§ Task to complete: What lines below include the word "header"? Copy each one.

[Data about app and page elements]
= Beginning of Section =
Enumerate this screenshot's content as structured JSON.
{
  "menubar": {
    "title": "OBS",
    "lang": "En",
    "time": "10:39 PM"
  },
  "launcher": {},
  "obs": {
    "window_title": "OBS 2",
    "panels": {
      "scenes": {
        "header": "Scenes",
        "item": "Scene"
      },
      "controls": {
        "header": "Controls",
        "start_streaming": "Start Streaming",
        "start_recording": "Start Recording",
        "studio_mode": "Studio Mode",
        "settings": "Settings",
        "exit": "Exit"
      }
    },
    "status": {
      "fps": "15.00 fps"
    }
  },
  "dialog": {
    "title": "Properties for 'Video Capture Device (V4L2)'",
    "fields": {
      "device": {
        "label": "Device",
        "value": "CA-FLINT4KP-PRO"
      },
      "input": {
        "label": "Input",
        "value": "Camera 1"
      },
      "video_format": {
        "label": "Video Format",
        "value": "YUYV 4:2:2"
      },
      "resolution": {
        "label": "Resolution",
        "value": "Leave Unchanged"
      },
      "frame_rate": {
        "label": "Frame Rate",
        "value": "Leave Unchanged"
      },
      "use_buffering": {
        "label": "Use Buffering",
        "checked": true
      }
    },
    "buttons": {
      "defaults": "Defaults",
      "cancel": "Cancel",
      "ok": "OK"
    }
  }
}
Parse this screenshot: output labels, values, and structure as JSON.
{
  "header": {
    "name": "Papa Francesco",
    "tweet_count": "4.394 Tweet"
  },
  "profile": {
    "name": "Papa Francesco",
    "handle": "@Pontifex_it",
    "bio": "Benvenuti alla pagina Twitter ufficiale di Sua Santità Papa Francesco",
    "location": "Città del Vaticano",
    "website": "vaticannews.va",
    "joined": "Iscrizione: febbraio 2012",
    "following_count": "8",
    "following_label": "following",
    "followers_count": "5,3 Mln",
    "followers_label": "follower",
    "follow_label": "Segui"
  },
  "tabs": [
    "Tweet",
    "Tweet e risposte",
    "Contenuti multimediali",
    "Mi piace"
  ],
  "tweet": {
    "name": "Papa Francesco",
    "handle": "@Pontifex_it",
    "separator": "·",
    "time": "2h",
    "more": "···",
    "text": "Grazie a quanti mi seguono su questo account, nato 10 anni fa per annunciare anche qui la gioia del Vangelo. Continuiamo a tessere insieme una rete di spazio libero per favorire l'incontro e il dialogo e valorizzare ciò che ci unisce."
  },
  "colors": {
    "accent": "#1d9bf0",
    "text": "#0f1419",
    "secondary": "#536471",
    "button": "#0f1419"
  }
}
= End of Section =
§ Result of the task:
        "header": "Scenes",
        "header": "Controls",
  "header": {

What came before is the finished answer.